A walled courtyard surrounds the main temple. The main gate is called the Mahadwar. Right outside this Mahadwar, there is a tall pillar that had a structure of Garuda. Garuda is Lord Vishnu’s mount or vehicle or Vahan. The statue is now missing. As you enter the temple courtyard from the main gate, you can witness an array of 64 shrines on the walls on the courtyard. They represented Vedic as well as Puranic gods. Also, they served as rooms for pilgrims. The southern, as well as a northern row of shrines in the courtyard corridor, comprises eighteen single shrines and one linked-double shrine. The linked-double is situated at the northwestern as well as southwestern vertices of the courtyard. And, the western side of the row has fourteen shrines. Eastern row at the same time, has two linked-double and eight single tiny shrines. At the entrance, there are slabs of soapstones with inscriptions of the temple’s history in the form of carvings. The script is mostly in old Kannada. The outer walls present beautiful carvings and inscriptions.
The Design of Main Temple
Like many other Hoysala temples, the main structure of the Chennakeshava temple is built on a raised platform called Jagati. It is about 3 feet high. And, it is shaped in the form of 16 point star, symbolizing a worldly platform for the lord. In the past, the platform had three shrines of Lord Keshava, Lord Janadhana and Lord Venugopala. They are all incarnations of Lord Vishnu. Only two shrines stand today. There are stairs built on the east end of the platform for climbing. They have statues of gatekeepers, called Dwarpals. They are destroyed, too. Around the jagati, is a narrow circumambulation path wherein devotees take rounds as a form of worship. During the circumambulation, there are inscriptions of Ramayana, Mahabharata, and Bhagwat Purana. The main hall is supported by a number of pillars. The four center pillars depict various common life themes.

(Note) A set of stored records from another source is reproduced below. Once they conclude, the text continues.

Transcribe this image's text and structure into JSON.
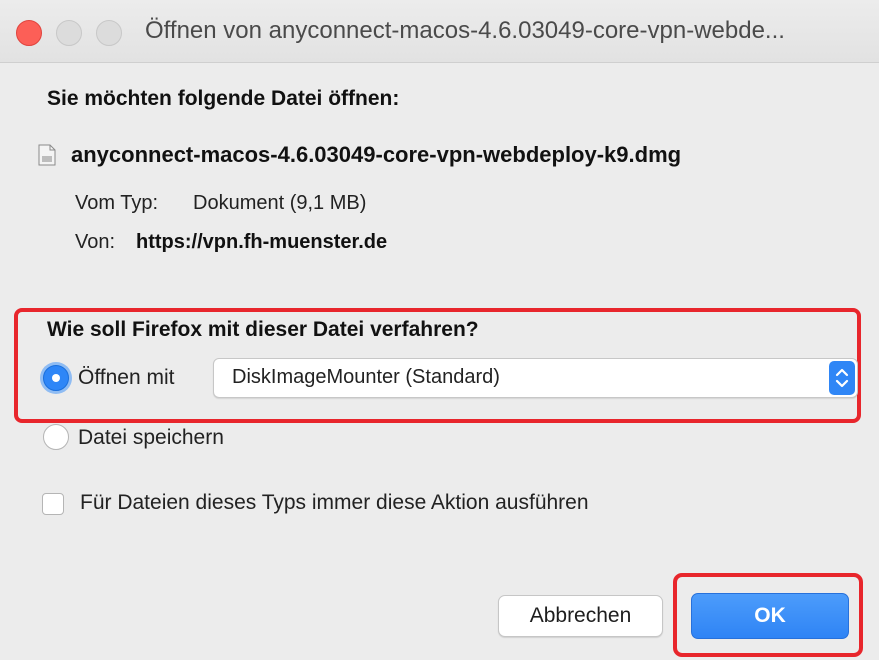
{
  "window": {
    "title": "Öffnen von anyconnect-macos-4.6.03049-core-vpn-webde..."
  },
  "dialog": {
    "heading": "Sie möchten folgende Datei öffnen:",
    "file_name": "anyconnect-macos-4.6.03049-core-vpn-webdeploy-k9.dmg",
    "type_label": "Vom Typ:",
    "type_value": "Dokument (9,1 MB)",
    "from_label": "Von:",
    "from_value": "https://vpn.fh-muenster.de",
    "question": "Wie soll Firefox mit dieser Datei verfahren?",
    "open_with_label": "Öffnen mit",
    "open_with_app": "DiskImageMounter (Standard)",
    "save_label": "Datei speichern",
    "always_label": "Für Dateien dieses Typs immer diese Aktion ausführen"
  },
  "buttons": {
    "cancel": "Abbrechen",
    "ok": "OK"
  },
  "state": {
    "selected_option": "open_with",
    "always_checked": false
  },
  "colors": {
    "accent": "#2f86f6",
    "highlight": "#e8262c",
    "close": "#fc5f57"
  }
}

Outer walls: Lower levels
Outer walls have three major sections, the basement, the wall, and the top band. They showed bands of murals and other artworks. The lowest band is in the basement section. It depicts a row of elephants marching to the left. The elephants demonstrate different natural expressions. Some also show them in war, throwing enemies while rest portray teasing their riders. Certain artworks also highlight camels as a substitute for horses. It suggested that the Hoysala had used camel for their artillery.
Outer Walls: Upper levels
This level showcases various Hindu fables and legends as mythical Makara. Makara is a mythic creature, a fusion of multiple animals. There are sculptures and inscriptions of Lord Vishnu. But some also include Lord Shiva and Goddess Shakti. Reliefs illustrate the common life of people as well.
Tips for visiting Somnathpur Temple
- The best time to visit this great historical site and temple is between October to March. It gets very hot and humid during summers.
- Taking photographs is strictly prohibited inside the main temple premises. However, you can take pictures in the surrounding gardens and sit in the open garden. Besides, importance is given to cleanliness. You can check online or in the travel brochure for Somnath temple photos.
- No pets are allowed inside the temple.
- A certified government guide is also provided for Rs 300, for 30 minutes, if you choose to have one.
Basic Somnathpur Temple Information
- The temple is open from 9 AM to 5:30 PM all seven days if the week.
- The entry fee of Rs 5 is charged for Indian citizens and Rs 100 for foreign tourists.
- It takes roughly 3 hours to explore the whole structure and seek blessings of the lord.
- Many buses run from Bangalore and Mysore to Somnathpura.
You can even hire a cab right up to this temple. It takes roughly one hour from Mysore.